A draft law on export control was reviewed at the Standing Committee of the National People’s Congress, the country’s top legislative body, on Monday.
In addition to including dual-use items which can be used for civilian and military purposes, military and nuclear items, the proposed law also covers other goods, technologies, services and items related to the fulfillment of international obligations and national security, to achieve full coverage of controlled items.
Commerce Minister Zhong Shan explained the draft law, submitted by the State Council earlier this month, at the bimonthly session in Beijing on Monday.
The minister said to strengthen and regulate export controls, many countries have attached great importance to the establishment and improvement of export control legal systems.
For instance, the United States has long had an export control regime that regulates trade globally in products which may contain US-origin technology and is subject to the Export Administration Regulations even beyond the US border.
China has formulated regulations for chemicals monitoring, nuclear export control, military export management, nuclear dual-use supplies and related technologies export control, missiles and related nuclear technology export control, and biological dual-use supplies and related equipment and technology export.
However, Zhong outlined that China’s six export control legislations are relatively decentralized, as the overall coordination mechanism of export control work is not perfect, the scope of controlled items and control measures are not completely equal and balanced in comparison with other countries.
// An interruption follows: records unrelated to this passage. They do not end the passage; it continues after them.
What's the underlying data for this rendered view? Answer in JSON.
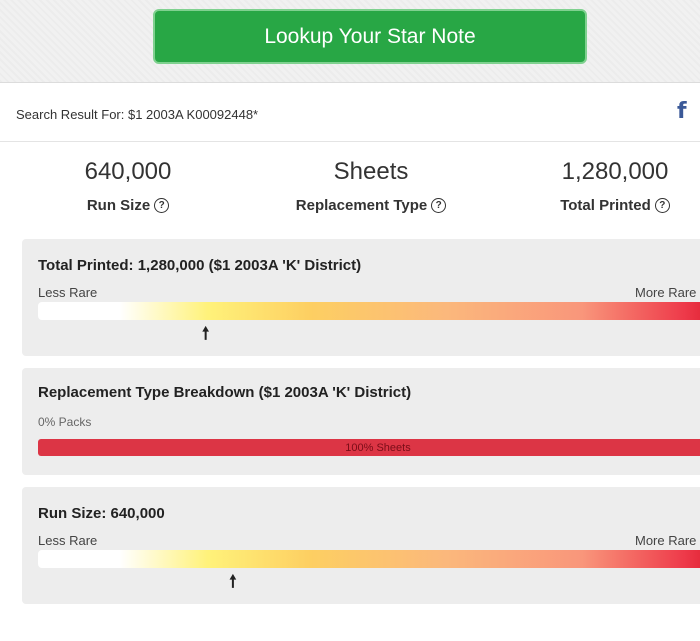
{
  "header": {
    "lookup_button": "Lookup Your Star Note"
  },
  "search": {
    "result_text": "Search Result For: $1 2003A K00092448*"
  },
  "social": {
    "facebook_glyph": "f"
  },
  "stats": [
    {
      "value": "640,000",
      "label": "Run Size"
    },
    {
      "value": "Sheets",
      "label": "Replacement Type"
    },
    {
      "value": "1,280,000",
      "label": "Total Printed"
    }
  ],
  "help_glyph": "?",
  "panels": {
    "total_printed": {
      "title": "Total Printed: 1,280,000 ($1 2003A 'K' District)",
      "left_label": "Less Rare",
      "right_label": "More Rare",
      "arrow": "🠕",
      "position_fraction": 0.25
    },
    "replacement": {
      "title": "Replacement Type Breakdown ($1 2003A 'K' District)",
      "packs_label": "0% Packs",
      "sheets_label": "100% Sheets",
      "sheets_percent": 100
    },
    "run_size": {
      "title": "Run Size: 640,000",
      "left_label": "Less Rare",
      "right_label": "More Rare",
      "arrow": "🠕",
      "position_fraction": 0.29
    }
  },
  "colors": {
    "button_green": "#28a745",
    "facebook_blue": "#3b5998",
    "sheets_red": "#dc3545"
  }
}
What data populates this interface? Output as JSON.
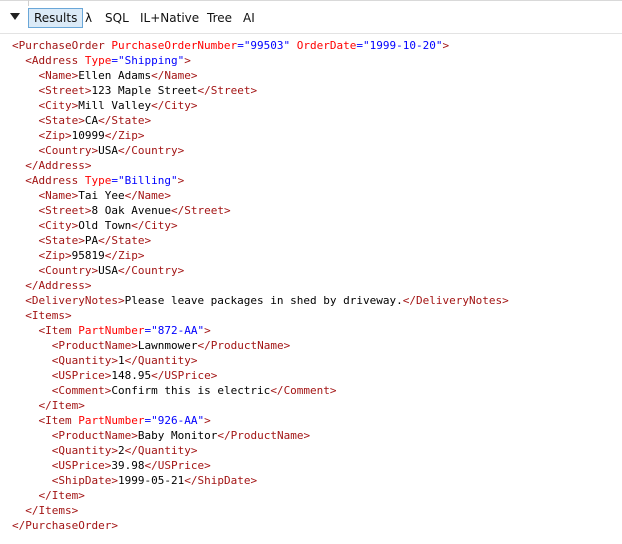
{
  "toolbar": {
    "tabs": [
      {
        "label": "Results",
        "active": true
      },
      {
        "label": "λ",
        "active": false
      },
      {
        "label": "SQL",
        "active": false
      },
      {
        "label": "IL+Native",
        "active": false
      },
      {
        "label": "Tree",
        "active": false
      },
      {
        "label": "AI",
        "active": false
      }
    ]
  },
  "colors": {
    "tag": "#a31515",
    "attribute_name": "#ff0000",
    "attribute_value": "#0000ff",
    "text": "#000000",
    "active_tab_bg": "#dbeaf7",
    "active_tab_border": "#6aa7d8"
  },
  "xml": [
    {
      "indent": 0,
      "type": "open",
      "name": "PurchaseOrder",
      "attrs": [
        {
          "name": "PurchaseOrderNumber",
          "value": "\"99503\""
        },
        {
          "name": "OrderDate",
          "value": "\"1999-10-20\""
        }
      ]
    },
    {
      "indent": 1,
      "type": "open",
      "name": "Address",
      "attrs": [
        {
          "name": "Type",
          "value": "\"Shipping\""
        }
      ]
    },
    {
      "indent": 2,
      "type": "leaf",
      "name": "Name",
      "text": "Ellen Adams"
    },
    {
      "indent": 2,
      "type": "leaf",
      "name": "Street",
      "text": "123 Maple Street"
    },
    {
      "indent": 2,
      "type": "leaf",
      "name": "City",
      "text": "Mill Valley"
    },
    {
      "indent": 2,
      "type": "leaf",
      "name": "State",
      "text": "CA"
    },
    {
      "indent": 2,
      "type": "leaf",
      "name": "Zip",
      "text": "10999"
    },
    {
      "indent": 2,
      "type": "leaf",
      "name": "Country",
      "text": "USA"
    },
    {
      "indent": 1,
      "type": "close",
      "name": "Address"
    },
    {
      "indent": 1,
      "type": "open",
      "name": "Address",
      "attrs": [
        {
          "name": "Type",
          "value": "\"Billing\""
        }
      ]
    },
    {
      "indent": 2,
      "type": "leaf",
      "name": "Name",
      "text": "Tai Yee"
    },
    {
      "indent": 2,
      "type": "leaf",
      "name": "Street",
      "text": "8 Oak Avenue"
    },
    {
      "indent": 2,
      "type": "leaf",
      "name": "City",
      "text": "Old Town"
    },
    {
      "indent": 2,
      "type": "leaf",
      "name": "State",
      "text": "PA"
    },
    {
      "indent": 2,
      "type": "leaf",
      "name": "Zip",
      "text": "95819"
    },
    {
      "indent": 2,
      "type": "leaf",
      "name": "Country",
      "text": "USA"
    },
    {
      "indent": 1,
      "type": "close",
      "name": "Address"
    },
    {
      "indent": 1,
      "type": "leaf",
      "name": "DeliveryNotes",
      "text": "Please leave packages in shed by driveway."
    },
    {
      "indent": 1,
      "type": "open",
      "name": "Items",
      "attrs": []
    },
    {
      "indent": 2,
      "type": "open",
      "name": "Item",
      "attrs": [
        {
          "name": "PartNumber",
          "value": "\"872-AA\""
        }
      ]
    },
    {
      "indent": 3,
      "type": "leaf",
      "name": "ProductName",
      "text": "Lawnmower"
    },
    {
      "indent": 3,
      "type": "leaf",
      "name": "Quantity",
      "text": "1"
    },
    {
      "indent": 3,
      "type": "leaf",
      "name": "USPrice",
      "text": "148.95"
    },
    {
      "indent": 3,
      "type": "leaf",
      "name": "Comment",
      "text": "Confirm this is electric"
    },
    {
      "indent": 2,
      "type": "close",
      "name": "Item"
    },
    {
      "indent": 2,
      "type": "open",
      "name": "Item",
      "attrs": [
        {
          "name": "PartNumber",
          "value": "\"926-AA\""
        }
      ]
    },
    {
      "indent": 3,
      "type": "leaf",
      "name": "ProductName",
      "text": "Baby Monitor"
    },
    {
      "indent": 3,
      "type": "leaf",
      "name": "Quantity",
      "text": "2"
    },
    {
      "indent": 3,
      "type": "leaf",
      "name": "USPrice",
      "text": "39.98"
    },
    {
      "indent": 3,
      "type": "leaf",
      "name": "ShipDate",
      "text": "1999-05-21"
    },
    {
      "indent": 2,
      "type": "close",
      "name": "Item"
    },
    {
      "indent": 1,
      "type": "close",
      "name": "Items"
    },
    {
      "indent": 0,
      "type": "close",
      "name": "PurchaseOrder"
    }
  ]
}
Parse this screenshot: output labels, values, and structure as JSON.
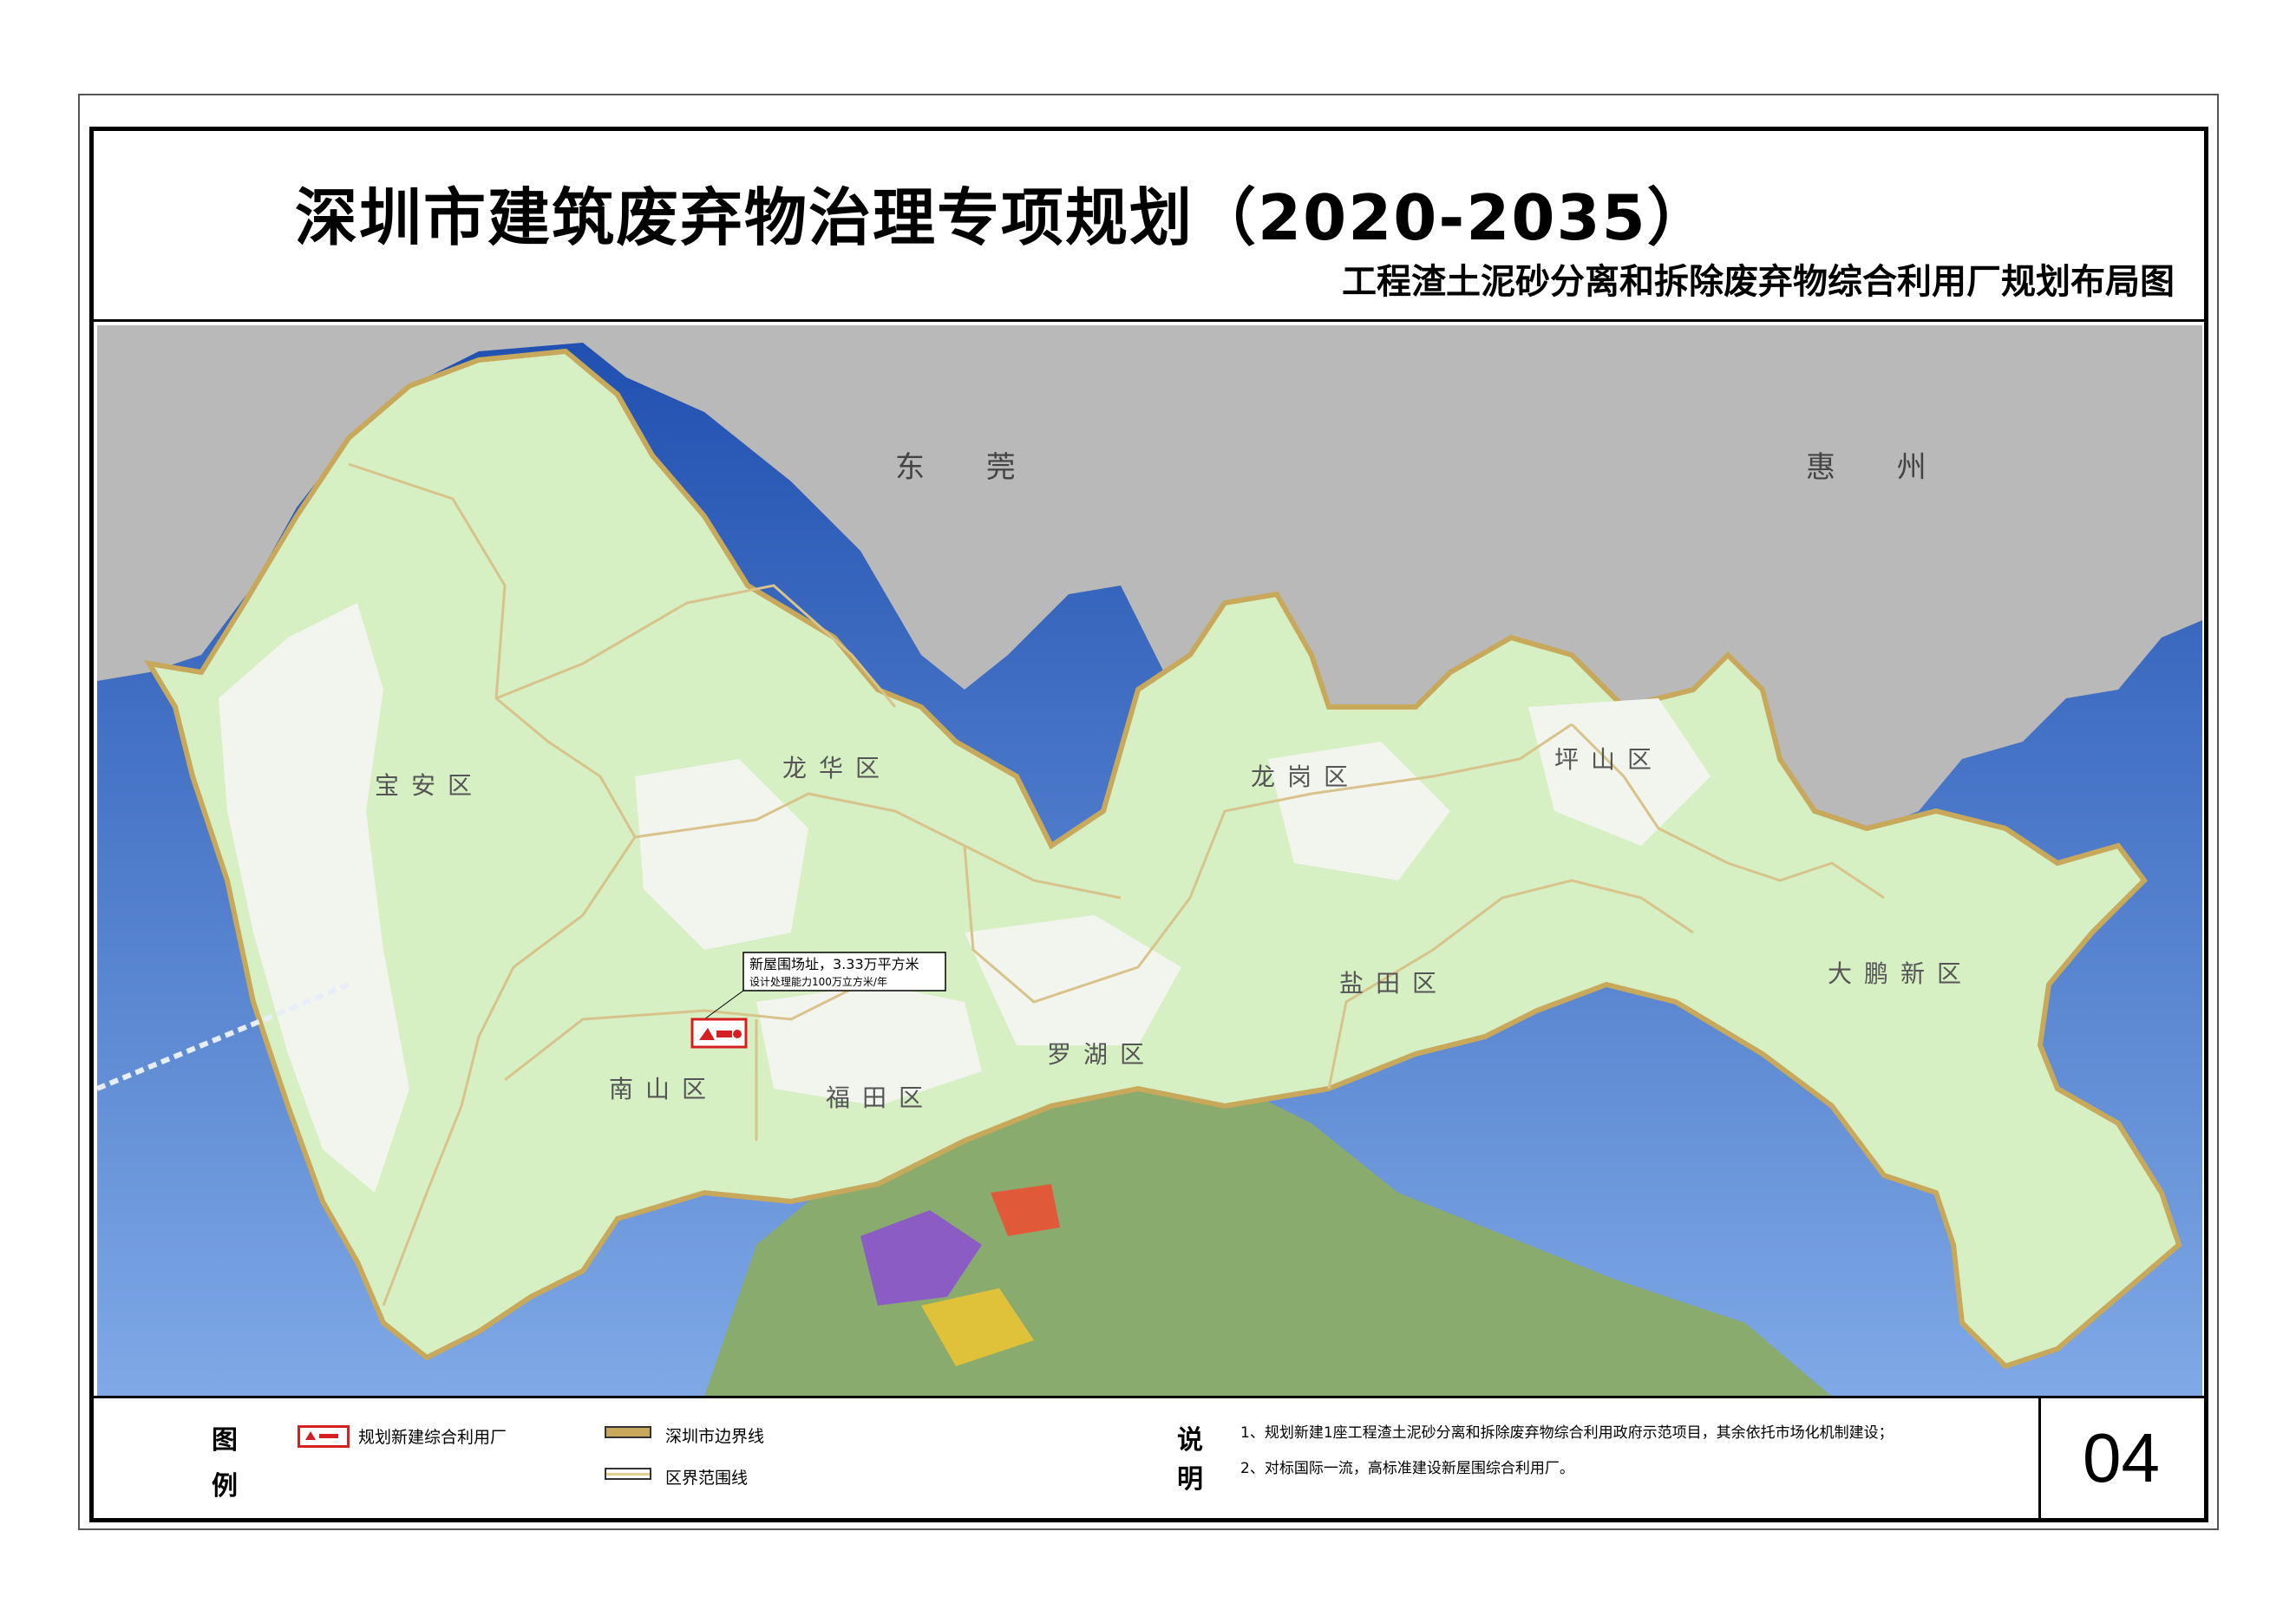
{
  "title": "深圳市建筑废弃物治理专项规划（2020-2035）",
  "subtitle": "工程渣土泥砂分离和拆除废弃物综合利用厂规划布局图",
  "map": {
    "neighbor_cities": [
      "东 莞",
      "惠 州"
    ],
    "districts": [
      "宝安区",
      "龙华区",
      "龙岗区",
      "坪山区",
      "南山区",
      "福田区",
      "罗湖区",
      "盐田区",
      "大鹏新区"
    ],
    "site_callout": {
      "line1": "新屋围场址，3.33万平方米",
      "line2": "设计处理能力100万立方米/年"
    },
    "colors": {
      "sea": "#3566c0",
      "land_green": "#d9f0c7",
      "urban_white": "#f4f7f1",
      "outside_gray": "#b8b8b8",
      "city_boundary": "#c8a85a",
      "site_red": "#d42020"
    }
  },
  "legend": {
    "heading_1": "图",
    "heading_2": "例",
    "items": [
      {
        "label": "规划新建综合利用厂",
        "icon": "planned-plant-icon"
      },
      {
        "label": "深圳市边界线",
        "icon": "city-boundary-line-icon"
      },
      {
        "label": "区界范围线",
        "icon": "district-boundary-line-icon"
      }
    ]
  },
  "notes": {
    "heading_1": "说",
    "heading_2": "明",
    "items": [
      "1、规划新建1座工程渣土泥砂分离和拆除废弃物综合利用政府示范项目，其余依托市场化机制建设；",
      "2、对标国际一流，高标准建设新屋围综合利用厂。"
    ]
  },
  "sheet_number": "04"
}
As the situation has changed, it is necessary to sum up the implementation experience of the current regulations, and draw on internationally accepted practices, and formulate a law governing overall export control, he said.
If enacted, experts said the law will be the first set of comprehensive and unified export control legislation in China.
Ren Qing, a partner at Global Law Office, a Beijing-based law firm, said the draft is aimed at upgrading the nation’s existing regime consisting of various administrative regulations and rules, and to further interface with international standards.
To better prevent risks in other parts of the world, the draft stipulates that the government can evaluate a country or region where the items are exported, determine the risk level and take corresponding control measures, said Cai Kaiming, a senior partner at the Beijing office of Dentons, a global law firm.
It also stipulates that the authorities can formulate control lists in accordance with export control policies, and clarify the formulation and adjustment mechanisms of dual-use items, military products and nuclear export control lists, he said.